*** Opening Material for the task ***

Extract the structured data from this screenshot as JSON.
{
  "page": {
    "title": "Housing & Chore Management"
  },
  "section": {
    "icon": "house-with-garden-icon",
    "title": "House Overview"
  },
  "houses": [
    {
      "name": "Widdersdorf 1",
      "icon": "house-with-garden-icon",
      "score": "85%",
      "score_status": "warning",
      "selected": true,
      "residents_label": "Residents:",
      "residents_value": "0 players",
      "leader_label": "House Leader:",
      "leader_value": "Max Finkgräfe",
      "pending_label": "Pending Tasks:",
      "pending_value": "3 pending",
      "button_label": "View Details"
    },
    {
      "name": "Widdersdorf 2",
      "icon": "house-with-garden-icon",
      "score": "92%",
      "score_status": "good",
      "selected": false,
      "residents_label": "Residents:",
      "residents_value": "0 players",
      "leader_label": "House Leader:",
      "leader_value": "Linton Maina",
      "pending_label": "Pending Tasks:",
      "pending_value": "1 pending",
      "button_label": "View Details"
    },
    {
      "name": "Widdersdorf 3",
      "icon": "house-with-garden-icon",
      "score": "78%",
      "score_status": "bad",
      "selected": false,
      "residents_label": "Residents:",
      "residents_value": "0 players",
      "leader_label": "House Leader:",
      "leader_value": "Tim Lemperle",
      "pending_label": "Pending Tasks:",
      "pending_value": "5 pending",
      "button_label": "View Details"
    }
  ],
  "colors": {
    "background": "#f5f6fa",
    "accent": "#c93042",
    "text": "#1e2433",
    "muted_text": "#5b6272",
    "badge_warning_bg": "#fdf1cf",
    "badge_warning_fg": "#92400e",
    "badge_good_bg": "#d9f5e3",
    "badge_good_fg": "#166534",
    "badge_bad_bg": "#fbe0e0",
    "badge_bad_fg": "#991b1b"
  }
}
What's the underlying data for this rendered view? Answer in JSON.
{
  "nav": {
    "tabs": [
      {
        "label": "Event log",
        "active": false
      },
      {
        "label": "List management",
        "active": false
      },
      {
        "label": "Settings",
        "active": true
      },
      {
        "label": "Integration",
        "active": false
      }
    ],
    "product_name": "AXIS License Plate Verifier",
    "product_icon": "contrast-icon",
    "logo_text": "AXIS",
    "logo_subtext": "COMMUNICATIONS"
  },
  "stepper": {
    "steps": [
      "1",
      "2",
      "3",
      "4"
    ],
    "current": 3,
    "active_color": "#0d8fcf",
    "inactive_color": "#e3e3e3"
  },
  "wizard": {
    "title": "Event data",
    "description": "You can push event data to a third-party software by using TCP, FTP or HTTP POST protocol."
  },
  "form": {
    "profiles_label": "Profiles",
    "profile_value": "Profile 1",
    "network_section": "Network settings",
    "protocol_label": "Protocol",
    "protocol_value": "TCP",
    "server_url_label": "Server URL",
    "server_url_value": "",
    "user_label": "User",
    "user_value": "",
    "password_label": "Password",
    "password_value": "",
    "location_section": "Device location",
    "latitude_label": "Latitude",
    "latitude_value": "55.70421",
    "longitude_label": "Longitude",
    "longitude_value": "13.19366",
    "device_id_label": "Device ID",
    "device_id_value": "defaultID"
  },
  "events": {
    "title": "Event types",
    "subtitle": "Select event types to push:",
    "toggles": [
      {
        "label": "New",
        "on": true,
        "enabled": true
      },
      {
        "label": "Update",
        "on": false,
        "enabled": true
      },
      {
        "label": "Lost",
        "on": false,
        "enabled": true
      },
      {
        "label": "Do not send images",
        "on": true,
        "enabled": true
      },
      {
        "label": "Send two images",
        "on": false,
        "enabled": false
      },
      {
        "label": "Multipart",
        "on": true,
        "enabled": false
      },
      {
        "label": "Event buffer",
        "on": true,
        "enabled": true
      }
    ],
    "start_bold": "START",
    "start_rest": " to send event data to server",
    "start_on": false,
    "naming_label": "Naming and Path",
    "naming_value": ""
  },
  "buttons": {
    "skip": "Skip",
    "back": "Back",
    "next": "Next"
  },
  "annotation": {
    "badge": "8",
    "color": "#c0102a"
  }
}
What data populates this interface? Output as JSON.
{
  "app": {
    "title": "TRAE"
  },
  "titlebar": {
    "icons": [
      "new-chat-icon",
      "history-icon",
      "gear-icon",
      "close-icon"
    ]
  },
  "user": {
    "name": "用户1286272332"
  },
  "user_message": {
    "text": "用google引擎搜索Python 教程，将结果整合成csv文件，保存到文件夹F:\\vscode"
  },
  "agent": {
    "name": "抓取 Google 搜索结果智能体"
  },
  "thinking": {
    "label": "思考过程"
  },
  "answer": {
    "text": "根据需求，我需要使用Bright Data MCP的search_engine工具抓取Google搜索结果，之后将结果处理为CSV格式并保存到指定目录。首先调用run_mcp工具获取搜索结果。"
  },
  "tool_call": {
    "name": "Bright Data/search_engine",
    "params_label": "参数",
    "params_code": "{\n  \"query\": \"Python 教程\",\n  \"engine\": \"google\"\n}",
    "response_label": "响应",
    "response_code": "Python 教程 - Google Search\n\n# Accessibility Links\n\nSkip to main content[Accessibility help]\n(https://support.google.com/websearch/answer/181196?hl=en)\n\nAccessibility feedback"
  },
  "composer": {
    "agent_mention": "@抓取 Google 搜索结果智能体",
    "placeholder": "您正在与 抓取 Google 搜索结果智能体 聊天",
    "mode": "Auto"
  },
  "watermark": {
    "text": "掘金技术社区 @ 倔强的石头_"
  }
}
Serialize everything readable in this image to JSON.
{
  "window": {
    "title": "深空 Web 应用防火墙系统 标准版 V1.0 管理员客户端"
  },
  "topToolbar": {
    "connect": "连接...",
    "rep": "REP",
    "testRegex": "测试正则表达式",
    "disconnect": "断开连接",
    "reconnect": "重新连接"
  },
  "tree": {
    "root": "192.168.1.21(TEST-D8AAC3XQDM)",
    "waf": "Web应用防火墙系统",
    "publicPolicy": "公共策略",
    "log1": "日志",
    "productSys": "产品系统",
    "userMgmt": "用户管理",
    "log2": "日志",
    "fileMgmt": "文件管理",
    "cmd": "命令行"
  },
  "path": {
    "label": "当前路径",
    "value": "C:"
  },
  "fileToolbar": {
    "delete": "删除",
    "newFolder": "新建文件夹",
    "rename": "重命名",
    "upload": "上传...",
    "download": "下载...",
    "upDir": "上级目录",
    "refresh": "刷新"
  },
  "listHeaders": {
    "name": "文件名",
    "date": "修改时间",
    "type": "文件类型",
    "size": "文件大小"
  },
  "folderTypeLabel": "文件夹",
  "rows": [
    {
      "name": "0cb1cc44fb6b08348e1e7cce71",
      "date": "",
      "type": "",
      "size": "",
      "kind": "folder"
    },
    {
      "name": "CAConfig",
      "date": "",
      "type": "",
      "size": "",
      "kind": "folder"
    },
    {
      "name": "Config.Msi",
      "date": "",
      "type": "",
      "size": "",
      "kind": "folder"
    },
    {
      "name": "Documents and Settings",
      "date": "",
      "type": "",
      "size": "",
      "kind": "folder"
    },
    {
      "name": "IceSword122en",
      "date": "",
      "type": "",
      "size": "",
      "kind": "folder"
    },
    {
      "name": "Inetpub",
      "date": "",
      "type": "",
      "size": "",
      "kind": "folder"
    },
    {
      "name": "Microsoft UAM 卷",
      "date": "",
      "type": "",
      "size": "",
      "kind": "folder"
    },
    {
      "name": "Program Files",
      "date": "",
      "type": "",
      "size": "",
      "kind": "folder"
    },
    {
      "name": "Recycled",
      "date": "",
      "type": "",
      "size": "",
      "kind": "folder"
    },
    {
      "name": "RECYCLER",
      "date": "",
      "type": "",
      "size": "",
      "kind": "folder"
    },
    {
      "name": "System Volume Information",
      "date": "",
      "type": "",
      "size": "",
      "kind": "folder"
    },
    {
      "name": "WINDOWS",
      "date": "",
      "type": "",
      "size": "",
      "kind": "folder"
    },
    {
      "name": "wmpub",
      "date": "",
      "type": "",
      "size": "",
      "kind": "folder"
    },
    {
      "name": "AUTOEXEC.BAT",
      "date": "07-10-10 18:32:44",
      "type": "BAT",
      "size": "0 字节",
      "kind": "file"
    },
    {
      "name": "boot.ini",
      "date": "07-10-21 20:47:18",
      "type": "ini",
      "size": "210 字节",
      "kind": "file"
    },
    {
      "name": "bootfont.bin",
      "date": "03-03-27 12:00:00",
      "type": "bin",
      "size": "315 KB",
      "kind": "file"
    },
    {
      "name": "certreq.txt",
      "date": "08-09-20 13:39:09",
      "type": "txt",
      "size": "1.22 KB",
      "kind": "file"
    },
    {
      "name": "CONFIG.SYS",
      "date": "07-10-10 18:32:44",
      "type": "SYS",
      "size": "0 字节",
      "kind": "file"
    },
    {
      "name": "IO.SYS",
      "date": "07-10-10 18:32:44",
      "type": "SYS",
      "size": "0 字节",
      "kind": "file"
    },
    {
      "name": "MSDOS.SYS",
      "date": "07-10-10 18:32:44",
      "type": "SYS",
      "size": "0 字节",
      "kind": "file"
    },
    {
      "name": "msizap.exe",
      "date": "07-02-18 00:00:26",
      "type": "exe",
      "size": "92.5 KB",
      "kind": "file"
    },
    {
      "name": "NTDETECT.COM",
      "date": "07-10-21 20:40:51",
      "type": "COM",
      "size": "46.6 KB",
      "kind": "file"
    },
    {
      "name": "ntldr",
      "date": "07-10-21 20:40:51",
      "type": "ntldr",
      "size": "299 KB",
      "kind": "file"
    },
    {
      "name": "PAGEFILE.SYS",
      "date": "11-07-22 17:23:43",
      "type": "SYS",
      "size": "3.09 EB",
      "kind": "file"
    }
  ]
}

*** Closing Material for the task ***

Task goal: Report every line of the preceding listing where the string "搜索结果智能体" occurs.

Solution for this exercise:
    "name": "抓取 Google 搜索结果智能体"
    "agent_mention": "@抓取 Google 搜索结果智能体",
    "placeholder": "您正在与 抓取 Google 搜索结果智能体 聊天",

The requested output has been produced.